+ Amazingly beautiful game environments
+ Deep characters—including your horse—with which to Kinect, er connect
+ Sitting while Kinecting? Genius!
+ When the spell system works, there’s a strong rush of accomplishment

Cons:
- Object-targeting is a mess
- The action’s almost entirely on rails

Game Info:
Platform: Xbox 360 Kinect
Publisher: Microsoft
Developer: Lionhead Studios
Release Date: 10/9/2012
Genre: Fantasy Action
ESRB Rating: Teen
Players: 1
Source: Review copy provided by publisher

About the Author

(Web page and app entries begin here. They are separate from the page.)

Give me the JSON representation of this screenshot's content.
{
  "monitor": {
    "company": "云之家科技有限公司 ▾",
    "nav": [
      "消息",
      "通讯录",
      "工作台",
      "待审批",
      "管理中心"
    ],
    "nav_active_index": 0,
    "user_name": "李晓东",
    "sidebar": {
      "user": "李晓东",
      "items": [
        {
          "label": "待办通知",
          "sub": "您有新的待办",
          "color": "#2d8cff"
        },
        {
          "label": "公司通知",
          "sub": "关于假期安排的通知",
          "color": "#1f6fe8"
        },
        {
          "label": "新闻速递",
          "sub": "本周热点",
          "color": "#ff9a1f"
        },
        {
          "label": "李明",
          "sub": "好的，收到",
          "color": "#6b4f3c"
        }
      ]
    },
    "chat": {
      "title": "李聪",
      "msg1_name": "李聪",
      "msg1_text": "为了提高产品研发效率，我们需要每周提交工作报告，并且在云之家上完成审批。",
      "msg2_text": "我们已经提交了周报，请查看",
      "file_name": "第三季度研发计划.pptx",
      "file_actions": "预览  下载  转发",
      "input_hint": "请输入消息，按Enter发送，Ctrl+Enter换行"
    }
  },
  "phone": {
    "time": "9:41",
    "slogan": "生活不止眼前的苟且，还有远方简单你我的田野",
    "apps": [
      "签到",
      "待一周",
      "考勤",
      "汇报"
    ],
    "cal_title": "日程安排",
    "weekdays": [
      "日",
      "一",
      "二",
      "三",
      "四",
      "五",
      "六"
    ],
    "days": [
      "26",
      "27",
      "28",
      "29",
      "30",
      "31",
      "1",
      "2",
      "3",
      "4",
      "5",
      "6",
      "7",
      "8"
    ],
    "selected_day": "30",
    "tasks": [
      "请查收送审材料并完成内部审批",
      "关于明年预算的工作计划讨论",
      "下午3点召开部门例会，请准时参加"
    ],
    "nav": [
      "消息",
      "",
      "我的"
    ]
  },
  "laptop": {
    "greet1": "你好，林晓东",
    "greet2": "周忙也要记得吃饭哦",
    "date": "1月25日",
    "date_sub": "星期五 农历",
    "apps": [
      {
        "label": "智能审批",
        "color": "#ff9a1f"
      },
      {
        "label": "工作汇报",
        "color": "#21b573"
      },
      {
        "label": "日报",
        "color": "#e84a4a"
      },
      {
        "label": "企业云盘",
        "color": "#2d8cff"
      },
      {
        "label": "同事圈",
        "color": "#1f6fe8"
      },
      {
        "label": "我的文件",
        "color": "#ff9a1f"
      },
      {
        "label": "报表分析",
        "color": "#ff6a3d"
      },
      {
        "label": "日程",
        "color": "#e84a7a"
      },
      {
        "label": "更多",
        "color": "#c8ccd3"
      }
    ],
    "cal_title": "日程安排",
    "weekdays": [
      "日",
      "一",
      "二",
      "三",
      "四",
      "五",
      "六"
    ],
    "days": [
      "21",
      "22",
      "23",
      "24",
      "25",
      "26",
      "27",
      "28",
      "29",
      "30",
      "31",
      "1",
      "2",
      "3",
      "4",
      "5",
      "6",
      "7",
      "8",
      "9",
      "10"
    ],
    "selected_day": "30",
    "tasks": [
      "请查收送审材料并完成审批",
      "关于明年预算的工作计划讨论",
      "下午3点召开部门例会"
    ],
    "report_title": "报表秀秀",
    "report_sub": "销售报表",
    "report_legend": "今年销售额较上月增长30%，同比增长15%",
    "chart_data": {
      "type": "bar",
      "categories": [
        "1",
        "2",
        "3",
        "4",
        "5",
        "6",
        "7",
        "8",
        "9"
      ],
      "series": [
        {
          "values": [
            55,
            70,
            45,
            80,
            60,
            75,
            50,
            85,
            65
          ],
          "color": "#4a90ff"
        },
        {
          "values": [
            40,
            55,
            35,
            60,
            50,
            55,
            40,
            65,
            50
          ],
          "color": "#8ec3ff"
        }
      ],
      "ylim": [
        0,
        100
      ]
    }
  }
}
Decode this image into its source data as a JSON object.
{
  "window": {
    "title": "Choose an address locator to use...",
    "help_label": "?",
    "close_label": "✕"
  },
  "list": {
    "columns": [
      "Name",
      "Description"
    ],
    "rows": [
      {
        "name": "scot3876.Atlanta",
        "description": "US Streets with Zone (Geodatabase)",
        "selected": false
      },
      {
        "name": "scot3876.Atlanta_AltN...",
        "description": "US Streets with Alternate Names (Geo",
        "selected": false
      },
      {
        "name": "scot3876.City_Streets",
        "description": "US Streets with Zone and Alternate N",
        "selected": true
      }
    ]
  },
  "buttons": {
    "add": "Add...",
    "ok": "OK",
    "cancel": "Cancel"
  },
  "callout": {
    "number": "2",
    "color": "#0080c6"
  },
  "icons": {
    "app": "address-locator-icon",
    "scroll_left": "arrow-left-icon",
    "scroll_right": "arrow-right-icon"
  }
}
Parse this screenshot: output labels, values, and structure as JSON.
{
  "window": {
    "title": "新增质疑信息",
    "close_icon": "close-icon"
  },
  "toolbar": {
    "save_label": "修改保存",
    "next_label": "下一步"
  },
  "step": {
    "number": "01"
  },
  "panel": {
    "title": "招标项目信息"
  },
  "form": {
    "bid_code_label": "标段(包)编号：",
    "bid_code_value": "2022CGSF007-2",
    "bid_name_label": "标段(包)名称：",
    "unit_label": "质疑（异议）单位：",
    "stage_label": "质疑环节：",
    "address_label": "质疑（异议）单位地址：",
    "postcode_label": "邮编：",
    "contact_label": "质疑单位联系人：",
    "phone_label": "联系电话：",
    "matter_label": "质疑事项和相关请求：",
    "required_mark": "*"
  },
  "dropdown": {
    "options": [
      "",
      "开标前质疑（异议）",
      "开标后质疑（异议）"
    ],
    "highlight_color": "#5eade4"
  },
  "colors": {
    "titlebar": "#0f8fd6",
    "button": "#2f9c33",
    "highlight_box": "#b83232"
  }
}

Aaron R. Conklin has been writing about games and games culture for more than 15 years. A former contributor to Computer Games Magazine and Massive Magazine, his writing has appeared on IGN.com and in newspapers and alt-weeklies across the country. Conklin's an unapologetic Minnesota sports fan living in Madison, Wisconsin, home of the Midwest's most underrated gaming vibe.